Labor and Employment Alert: New Proposed Electronic Disclosure Rule Would Permit Information to be Posted on a Website … But Only for Retirement Plans
On October 23, 2019, the U.S. Department of Labor (DOL) published proposed regulations on a new safe harbor for electronic disclosures for retirement plans governed by ERISA.
The new “Notice and Access” safe harbor formally blesses the longstanding practice of many plan administrators to furnish notices to participants and beneficiaries on a website, provided certain requirements are met. These requirements are described in more detail in the chart below. This is just a safe harbor; it is possible that a court (or the DOL) would find other methods of furnishing notices to be compliant.
Although certain notice requirements still must be met, the new safe harbor makes it easier for employers to provide documents electronically to all employees, whether by email or by posting on a website, because employers no longer have to get affirmative consent from those employees who do not regularly use a computer as an integral part of their jobs. However, complications may still arise if an employee’s email is marked as “undeliverable” or if an employee loses access to an employer provided email address upon termination of employment. These complications are described in the chart.
The new safe harbor, as proposed, is an addition to the existing 2002 safe harbor. The DOL proposes that the new safe harbor be available as of the first calendar year starting after the publication of the final regulations.
The preamble to the proposed regulations and the 21 questions posed in the accompanying Request for Information (RFI) suggest that the proposed rules may be modified prior to the issuance of the final rule. While the proposed rule is good news for retirement plan administrators, health and welfare plan administrators must wait to receive the same good news. The new safe harbor does not apply to welfare benefit plans. However, the DOL has indicated that it may consider the application of the safe harbor to welfare benefit plans in the future.

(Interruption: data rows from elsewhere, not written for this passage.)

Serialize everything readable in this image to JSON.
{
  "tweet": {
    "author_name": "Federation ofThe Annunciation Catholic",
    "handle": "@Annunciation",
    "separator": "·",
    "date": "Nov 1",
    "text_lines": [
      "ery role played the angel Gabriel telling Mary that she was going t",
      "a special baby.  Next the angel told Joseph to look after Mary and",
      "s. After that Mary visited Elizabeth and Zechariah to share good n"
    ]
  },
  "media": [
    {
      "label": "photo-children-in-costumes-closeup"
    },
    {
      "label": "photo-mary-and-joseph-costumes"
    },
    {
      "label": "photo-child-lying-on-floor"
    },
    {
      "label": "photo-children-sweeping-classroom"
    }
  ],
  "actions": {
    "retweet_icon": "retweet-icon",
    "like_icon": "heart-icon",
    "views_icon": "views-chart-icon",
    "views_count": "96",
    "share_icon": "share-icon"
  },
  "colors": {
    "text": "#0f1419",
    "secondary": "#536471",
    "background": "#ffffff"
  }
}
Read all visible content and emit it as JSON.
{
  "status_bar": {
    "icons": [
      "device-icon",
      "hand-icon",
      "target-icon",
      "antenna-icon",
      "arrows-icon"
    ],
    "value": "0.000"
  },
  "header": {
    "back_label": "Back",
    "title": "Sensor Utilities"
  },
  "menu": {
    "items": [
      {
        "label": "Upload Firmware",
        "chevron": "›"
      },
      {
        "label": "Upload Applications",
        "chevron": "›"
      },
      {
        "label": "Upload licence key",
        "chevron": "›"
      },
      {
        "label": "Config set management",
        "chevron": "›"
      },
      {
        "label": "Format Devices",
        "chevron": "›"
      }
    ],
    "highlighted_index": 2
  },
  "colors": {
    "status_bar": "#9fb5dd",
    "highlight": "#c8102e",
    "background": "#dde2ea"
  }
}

Plan administrators are not protected by the new safe harbor for electronic disclosures until the final regulations are published. While it is likely that the final rules may change from the proposed rules based on comments the DOL receives in response to the RFI, the proposed new safe harbor represents a meaningful way to reduce the administrative expenses and burdens associated with ERISA disclosures for retirement plans.